(Exercise material)

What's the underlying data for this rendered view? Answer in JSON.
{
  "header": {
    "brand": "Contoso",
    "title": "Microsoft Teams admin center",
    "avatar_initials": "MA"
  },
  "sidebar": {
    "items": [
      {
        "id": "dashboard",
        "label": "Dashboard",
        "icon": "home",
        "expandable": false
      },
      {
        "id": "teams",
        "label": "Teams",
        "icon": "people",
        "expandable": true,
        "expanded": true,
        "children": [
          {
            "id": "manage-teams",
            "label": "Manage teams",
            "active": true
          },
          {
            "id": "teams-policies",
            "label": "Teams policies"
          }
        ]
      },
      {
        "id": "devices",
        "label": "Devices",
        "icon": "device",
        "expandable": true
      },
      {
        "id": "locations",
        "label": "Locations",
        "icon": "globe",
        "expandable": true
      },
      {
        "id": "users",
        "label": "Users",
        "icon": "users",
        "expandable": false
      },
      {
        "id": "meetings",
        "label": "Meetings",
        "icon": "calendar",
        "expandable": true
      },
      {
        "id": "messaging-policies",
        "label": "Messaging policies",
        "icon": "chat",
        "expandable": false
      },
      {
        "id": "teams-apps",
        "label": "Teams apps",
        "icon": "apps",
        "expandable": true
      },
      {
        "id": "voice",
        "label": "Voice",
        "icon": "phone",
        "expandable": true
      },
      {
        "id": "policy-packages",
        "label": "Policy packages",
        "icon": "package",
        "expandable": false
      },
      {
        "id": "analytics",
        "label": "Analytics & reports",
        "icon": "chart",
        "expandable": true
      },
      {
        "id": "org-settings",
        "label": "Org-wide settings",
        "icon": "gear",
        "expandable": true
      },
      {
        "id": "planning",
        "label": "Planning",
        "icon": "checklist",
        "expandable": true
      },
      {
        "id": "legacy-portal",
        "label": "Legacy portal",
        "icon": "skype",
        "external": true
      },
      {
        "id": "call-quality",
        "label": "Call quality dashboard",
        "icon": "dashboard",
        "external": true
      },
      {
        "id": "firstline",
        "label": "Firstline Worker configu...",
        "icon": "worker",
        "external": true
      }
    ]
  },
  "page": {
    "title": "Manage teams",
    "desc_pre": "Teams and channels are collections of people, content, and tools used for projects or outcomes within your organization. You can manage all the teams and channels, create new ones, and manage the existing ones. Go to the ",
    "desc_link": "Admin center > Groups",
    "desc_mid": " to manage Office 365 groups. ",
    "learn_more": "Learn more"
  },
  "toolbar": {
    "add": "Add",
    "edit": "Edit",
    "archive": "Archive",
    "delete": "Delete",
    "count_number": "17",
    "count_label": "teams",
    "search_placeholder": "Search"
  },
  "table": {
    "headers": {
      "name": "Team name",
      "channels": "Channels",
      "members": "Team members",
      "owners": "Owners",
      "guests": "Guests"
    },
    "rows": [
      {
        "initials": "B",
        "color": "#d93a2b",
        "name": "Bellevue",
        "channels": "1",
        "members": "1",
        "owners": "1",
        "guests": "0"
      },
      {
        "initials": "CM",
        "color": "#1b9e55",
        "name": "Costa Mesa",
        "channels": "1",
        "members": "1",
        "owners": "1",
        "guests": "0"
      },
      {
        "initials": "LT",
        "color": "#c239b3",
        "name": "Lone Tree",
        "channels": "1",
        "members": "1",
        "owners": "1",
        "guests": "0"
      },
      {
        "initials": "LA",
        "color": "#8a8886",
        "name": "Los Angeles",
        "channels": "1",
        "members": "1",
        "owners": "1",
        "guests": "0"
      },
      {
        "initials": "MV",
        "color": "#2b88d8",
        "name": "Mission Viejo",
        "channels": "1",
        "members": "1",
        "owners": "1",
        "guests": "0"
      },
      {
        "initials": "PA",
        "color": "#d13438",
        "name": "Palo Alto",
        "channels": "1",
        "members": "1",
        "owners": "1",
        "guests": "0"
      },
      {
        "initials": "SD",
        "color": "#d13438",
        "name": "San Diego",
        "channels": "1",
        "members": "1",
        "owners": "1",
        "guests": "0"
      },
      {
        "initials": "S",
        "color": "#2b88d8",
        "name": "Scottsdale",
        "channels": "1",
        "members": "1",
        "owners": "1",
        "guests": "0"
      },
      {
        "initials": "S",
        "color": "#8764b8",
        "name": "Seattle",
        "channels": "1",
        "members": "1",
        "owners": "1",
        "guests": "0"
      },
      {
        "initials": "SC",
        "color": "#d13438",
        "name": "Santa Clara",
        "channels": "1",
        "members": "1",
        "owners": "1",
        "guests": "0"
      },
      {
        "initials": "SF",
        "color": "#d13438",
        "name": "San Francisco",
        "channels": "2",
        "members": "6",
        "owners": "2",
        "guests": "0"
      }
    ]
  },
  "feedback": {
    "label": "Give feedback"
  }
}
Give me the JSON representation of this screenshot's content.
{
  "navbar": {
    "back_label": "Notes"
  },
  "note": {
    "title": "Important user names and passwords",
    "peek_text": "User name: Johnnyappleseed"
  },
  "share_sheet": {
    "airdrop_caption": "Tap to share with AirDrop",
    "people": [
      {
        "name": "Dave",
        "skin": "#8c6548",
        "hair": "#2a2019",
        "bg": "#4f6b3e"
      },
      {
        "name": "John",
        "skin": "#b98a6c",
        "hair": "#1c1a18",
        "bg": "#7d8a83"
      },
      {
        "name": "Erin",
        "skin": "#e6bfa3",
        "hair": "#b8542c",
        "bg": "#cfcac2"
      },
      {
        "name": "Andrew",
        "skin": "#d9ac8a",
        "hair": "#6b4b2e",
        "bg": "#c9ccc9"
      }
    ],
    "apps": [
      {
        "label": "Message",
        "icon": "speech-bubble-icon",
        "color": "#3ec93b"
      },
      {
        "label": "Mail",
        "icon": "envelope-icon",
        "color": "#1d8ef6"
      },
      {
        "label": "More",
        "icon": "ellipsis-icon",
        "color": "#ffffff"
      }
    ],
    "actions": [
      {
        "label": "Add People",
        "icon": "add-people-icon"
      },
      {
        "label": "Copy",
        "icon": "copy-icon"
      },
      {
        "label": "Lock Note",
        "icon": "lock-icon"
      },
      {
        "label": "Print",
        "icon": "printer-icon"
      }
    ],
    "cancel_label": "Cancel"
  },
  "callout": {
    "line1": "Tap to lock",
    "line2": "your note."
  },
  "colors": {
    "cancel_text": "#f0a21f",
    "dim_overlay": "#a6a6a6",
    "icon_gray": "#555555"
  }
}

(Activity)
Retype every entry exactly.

(Solved exercise)
What's the underlying data for this rendered view? Answer in JSON.
{
  "header": {
    "brand": "Contoso",
    "title": "Microsoft Teams admin center",
    "avatar_initials": "MA"
  },
  "sidebar": {
    "items": [
      {
        "id": "dashboard",
        "label": "Dashboard",
        "icon": "home",
        "expandable": false
      },
      {
        "id": "teams",
        "label": "Teams",
        "icon": "people",
        "expandable": true,
        "expanded": true,
        "children": [
          {
            "id": "manage-teams",
            "label": "Manage teams",
            "active": true
          },
          {
            "id": "teams-policies",
            "label": "Teams policies"
          }
        ]
      },
      {
        "id": "devices",
        "label": "Devices",
        "icon": "device",
        "expandable": true
      },
      {
        "id": "locations",
        "label": "Locations",
        "icon": "globe",
        "expandable": true
      },
      {
        "id": "users",
        "label": "Users",
        "icon": "users",
        "expandable": false
      },
      {
        "id": "meetings",
        "label": "Meetings",
        "icon": "calendar",
        "expandable": true
      },
      {
        "id": "messaging-policies",
        "label": "Messaging policies",
        "icon": "chat",
        "expandable": false
      },
      {
        "id": "teams-apps",
        "label": "Teams apps",
        "icon": "apps",
        "expandable": true
      },
      {
        "id": "voice",
        "label": "Voice",
        "icon": "phone",
        "expandable": true
      },
      {
        "id": "policy-packages",
        "label": "Policy packages",
        "icon": "package",
        "expandable": false
      },
      {
        "id": "analytics",
        "label": "Analytics & reports",
        "icon": "chart",
        "expandable": true
      },
      {
        "id": "org-settings",
        "label": "Org-wide settings",
        "icon": "gear",
        "expandable": true
      },
      {
        "id": "planning",
        "label": "Planning",
        "icon": "checklist",
        "expandable": true
      },
      {
        "id": "legacy-portal",
        "label": "Legacy portal",
        "icon": "skype",
        "external": true
      },
      {
        "id": "call-quality",
        "label": "Call quality dashboard",
        "icon": "dashboard",
        "external": true
      },
      {
        "id": "firstline",
        "label": "Firstline Worker configu...",
        "icon": "worker",
        "external": true
      }
    ]
  },
  "page": {
    "title": "Manage teams",
    "desc_pre": "Teams and channels are collections of people, content, and tools used for projects or outcomes within your organization. You can manage all the teams and channels, create new ones, and manage the existing ones. Go to the ",
    "desc_link": "Admin center > Groups",
    "desc_mid": " to manage Office 365 groups. ",
    "learn_more": "Learn more"
  },
  "toolbar": {
    "add": "Add",
    "edit": "Edit",
    "archive": "Archive",
    "delete": "Delete",
    "count_number": "17",
    "count_label": "teams",
    "search_placeholder": "Search"
  },
  "table": {
    "headers": {
      "name": "Team name",
      "channels": "Channels",
      "members": "Team members",
      "owners": "Owners",
      "guests": "Guests"
    },
    "rows": [
      {
        "initials": "B",
        "color": "#d93a2b",
        "name": "Bellevue",
        "channels": "1",
        "members": "1",
        "owners": "1",
        "guests": "0"
      },
      {
        "initials": "CM",
        "color": "#1b9e55",
        "name": "Costa Mesa",
        "channels": "1",
        "members": "1",
        "owners": "1",
        "guests": "0"
      },
      {
        "initials": "LT",
        "color": "#c239b3",
        "name": "Lone Tree",
        "channels": "1",
        "members": "1",
        "owners": "1",
        "guests": "0"
      },
      {
        "initials": "LA",
        "color": "#8a8886",
        "name": "Los Angeles",
        "channels": "1",
        "members": "1",
        "owners": "1",
        "guests": "0"
      },
      {
        "initials": "MV",
        "color": "#2b88d8",
        "name": "Mission Viejo",
        "channels": "1",
        "members": "1",
        "owners": "1",
        "guests": "0"
      },
      {
        "initials": "PA",
        "color": "#d13438",
        "name": "Palo Alto",
        "channels": "1",
        "members": "1",
        "owners": "1",
        "guests": "0"
      },
      {
        "initials": "SD",
        "color": "#d13438",
        "name": "San Diego",
        "channels": "1",
        "members": "1",
        "owners": "1",
        "guests": "0"
      },
      {
        "initials": "S",
        "color": "#2b88d8",
        "name": "Scottsdale",
        "channels": "1",
        "members": "1",
        "owners": "1",
        "guests": "0"
      },
      {
        "initials": "S",
        "color": "#8764b8",
        "name": "Seattle",
        "channels": "1",
        "members": "1",
        "owners": "1",
        "guests": "0"
      },
      {
        "initials": "SC",
        "color": "#d13438",
        "name": "Santa Clara",
        "channels": "1",
        "members": "1",
        "owners": "1",
        "guests": "0"
      },
      {
        "initials": "SF",
        "color": "#d13438",
        "name": "San Francisco",
        "channels": "2",
        "members": "6",
        "owners": "2",
        "guests": "0"
      }
    ]
  },
  "feedback": {
    "label": "Give feedback"
  }
}
Give me the JSON representation of this screenshot's content.
{
  "navbar": {
    "back_label": "Notes"
  },
  "note": {
    "title": "Important user names and passwords",
    "peek_text": "User name: Johnnyappleseed"
  },
  "share_sheet": {
    "airdrop_caption": "Tap to share with AirDrop",
    "people": [
      {
        "name": "Dave",
        "skin": "#8c6548",
        "hair": "#2a2019",
        "bg": "#4f6b3e"
      },
      {
        "name": "John",
        "skin": "#b98a6c",
        "hair": "#1c1a18",
        "bg": "#7d8a83"
      },
      {
        "name": "Erin",
        "skin": "#e6bfa3",
        "hair": "#b8542c",
        "bg": "#cfcac2"
      },
      {
        "name": "Andrew",
        "skin": "#d9ac8a",
        "hair": "#6b4b2e",
        "bg": "#c9ccc9"
      }
    ],
    "apps": [
      {
        "label": "Message",
        "icon": "speech-bubble-icon",
        "color": "#3ec93b"
      },
      {
        "label": "Mail",
        "icon": "envelope-icon",
        "color": "#1d8ef6"
      },
      {
        "label": "More",
        "icon": "ellipsis-icon",
        "color": "#ffffff"
      }
    ],
    "actions": [
      {
        "label": "Add People",
        "icon": "add-people-icon"
      },
      {
        "label": "Copy",
        "icon": "copy-icon"
      },
      {
        "label": "Lock Note",
        "icon": "lock-icon"
      },
      {
        "label": "Print",
        "icon": "printer-icon"
      }
    ],
    "cancel_label": "Cancel"
  },
  "callout": {
    "line1": "Tap to lock",
    "line2": "your note."
  },
  "colors": {
    "cancel_text": "#f0a21f",
    "dim_overlay": "#a6a6a6",
    "icon_gray": "#555555"
  }
}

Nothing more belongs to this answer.